┌────────
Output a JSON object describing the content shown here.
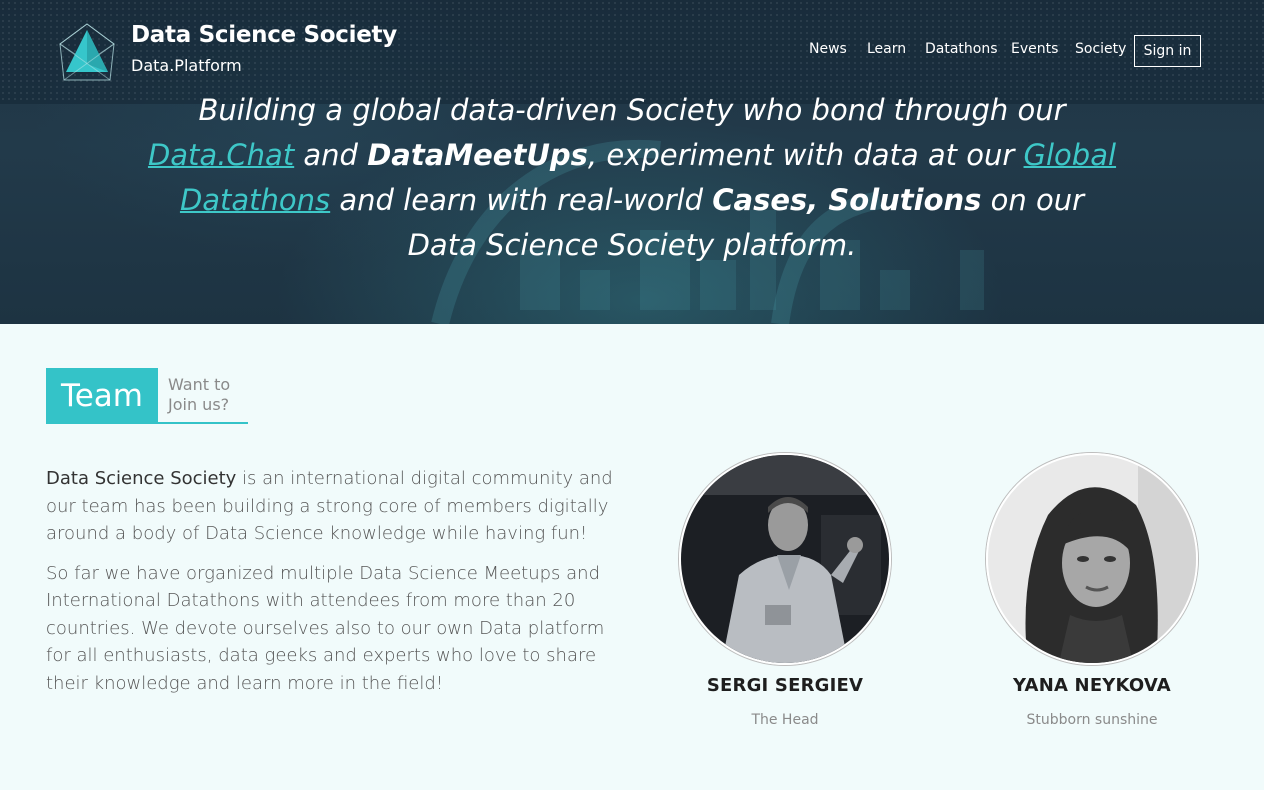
{
  "brand": {
    "title": "Data Science Society",
    "subtitle": "Data.Platform"
  },
  "nav": {
    "items": [
      "News",
      "Learn",
      "Datathons",
      "Events",
      "Society"
    ],
    "signin_label": "Sign in"
  },
  "hero": {
    "line1": "Building a global data-driven Society who bond through our",
    "link_datachat": "Data.Chat",
    "and1": " and ",
    "datameetups": "DataMeetUps",
    "experiment": ", experiment with data at our ",
    "link_global_datathons": "Global Datathons",
    "learn_with": " and learn with real-world ",
    "cases": "Cases",
    "comma": ", ",
    "solutions": "Solutions",
    "on_our": " on our",
    "platform": "Data Science Society platform."
  },
  "team": {
    "heading": "Team",
    "join_label": "Want to Join us?",
    "about_org": "Data Science Society",
    "about_p1_rest": " is an international digital community and our team has been building a strong core of members digitally around a body of Data Science knowledge while having fun!",
    "about_p2": "So far we have organized multiple Data Science Meetups and International Datathons with attendees from more than 20 countries. We devote ourselves also to our own Data platform for all enthusiasts, data geeks and experts who love to share their knowledge and learn more in the field!",
    "members": [
      {
        "name": "SERGI SERGIEV",
        "role": "The Head"
      },
      {
        "name": "YANA NEYKOVA",
        "role": "Stubborn sunshine"
      }
    ]
  },
  "colors": {
    "accent": "#34c3c8",
    "hero_bg": "#1f3444"
  }
}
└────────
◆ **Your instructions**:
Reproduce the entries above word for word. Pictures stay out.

◆ **Solution**:
Output a JSON object describing the content shown here.
{
  "brand": {
    "title": "Data Science Society",
    "subtitle": "Data.Platform"
  },
  "nav": {
    "items": [
      "News",
      "Learn",
      "Datathons",
      "Events",
      "Society"
    ],
    "signin_label": "Sign in"
  },
  "hero": {
    "line1": "Building a global data-driven Society who bond through our",
    "link_datachat": "Data.Chat",
    "and1": " and ",
    "datameetups": "DataMeetUps",
    "experiment": ", experiment with data at our ",
    "link_global_datathons": "Global Datathons",
    "learn_with": " and learn with real-world ",
    "cases": "Cases",
    "comma": ", ",
    "solutions": "Solutions",
    "on_our": " on our",
    "platform": "Data Science Society platform."
  },
  "team": {
    "heading": "Team",
    "join_label": "Want to Join us?",
    "about_org": "Data Science Society",
    "about_p1_rest": " is an international digital community and our team has been building a strong core of members digitally around a body of Data Science knowledge while having fun!",
    "about_p2": "So far we have organized multiple Data Science Meetups and International Datathons with attendees from more than 20 countries. We devote ourselves also to our own Data platform for all enthusiasts, data geeks and experts who love to share their knowledge and learn more in the field!",
    "members": [
      {
        "name": "SERGI SERGIEV",
        "role": "The Head"
      },
      {
        "name": "YANA NEYKOVA",
        "role": "Stubborn sunshine"
      }
    ]
  },
  "colors": {
    "accent": "#34c3c8",
    "hero_bg": "#1f3444"
  }
}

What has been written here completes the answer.